**Task item:** For each record below, output its text exactly and skip any picture.
--- START ---
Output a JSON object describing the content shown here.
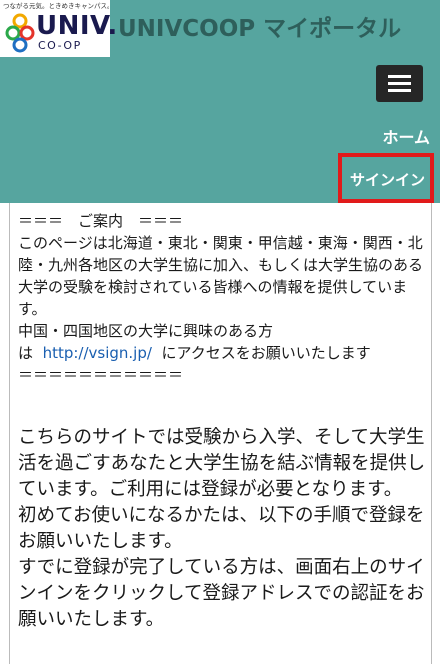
{
  "header": {
    "logo": {
      "tagline": "つながる元気。ときめきキャンパス。",
      "wordmark": "UNIV.",
      "subtext": "CO-OP"
    },
    "site_title": "UNIVCOOP マイポータル",
    "menu_icon": "hamburger-icon",
    "nav": {
      "home": "ホーム",
      "signin": "サインイン"
    },
    "colors": {
      "header_bg": "#56a59f",
      "highlight_border": "#e11a1a",
      "menu_button_bg": "#262626",
      "link": "#1a5fb0"
    }
  },
  "notice": {
    "heading": "＝＝＝　ご案内　＝＝＝",
    "body": "このページは北海道・東北・関東・甲信越・東海・関西・北陸・九州各地区の大学生協に加入、もしくは大学生協のある大学の受験を検討されている皆様への情報を提供しています。",
    "chugoku": "中国・四国地区の大学に興味のある方",
    "link_prefix": "は",
    "link_text": "http://vsign.jp/",
    "link_suffix": "にアクセスをお願いいたします",
    "divider": "＝＝＝＝＝＝＝＝＝＝＝"
  },
  "intro": {
    "para1": "こちらのサイトでは受験から入学、そして大学生活を過ごすあなたと大学生協を結ぶ情報を提供しています。ご利用には登録が必要となります。",
    "para2": "初めてお使いになるかたは、以下の手順で登録をお願いいたします。",
    "para3": "すでに登録が完了している方は、画面右上のサインインをクリックして登録アドレスでの認証をお願いいたします。"
  }
}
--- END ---
**Response:**
Output a JSON object describing the content shown here.
{
  "header": {
    "logo": {
      "tagline": "つながる元気。ときめきキャンパス。",
      "wordmark": "UNIV.",
      "subtext": "CO-OP"
    },
    "site_title": "UNIVCOOP マイポータル",
    "menu_icon": "hamburger-icon",
    "nav": {
      "home": "ホーム",
      "signin": "サインイン"
    },
    "colors": {
      "header_bg": "#56a59f",
      "highlight_border": "#e11a1a",
      "menu_button_bg": "#262626",
      "link": "#1a5fb0"
    }
  },
  "notice": {
    "heading": "＝＝＝　ご案内　＝＝＝",
    "body": "このページは北海道・東北・関東・甲信越・東海・関西・北陸・九州各地区の大学生協に加入、もしくは大学生協のある大学の受験を検討されている皆様への情報を提供しています。",
    "chugoku": "中国・四国地区の大学に興味のある方",
    "link_prefix": "は",
    "link_text": "http://vsign.jp/",
    "link_suffix": "にアクセスをお願いいたします",
    "divider": "＝＝＝＝＝＝＝＝＝＝＝"
  },
  "intro": {
    "para1": "こちらのサイトでは受験から入学、そして大学生活を過ごすあなたと大学生協を結ぶ情報を提供しています。ご利用には登録が必要となります。",
    "para2": "初めてお使いになるかたは、以下の手順で登録をお願いいたします。",
    "para3": "すでに登録が完了している方は、画面右上のサインインをクリックして登録アドレスでの認証をお願いいたします。"
  }
}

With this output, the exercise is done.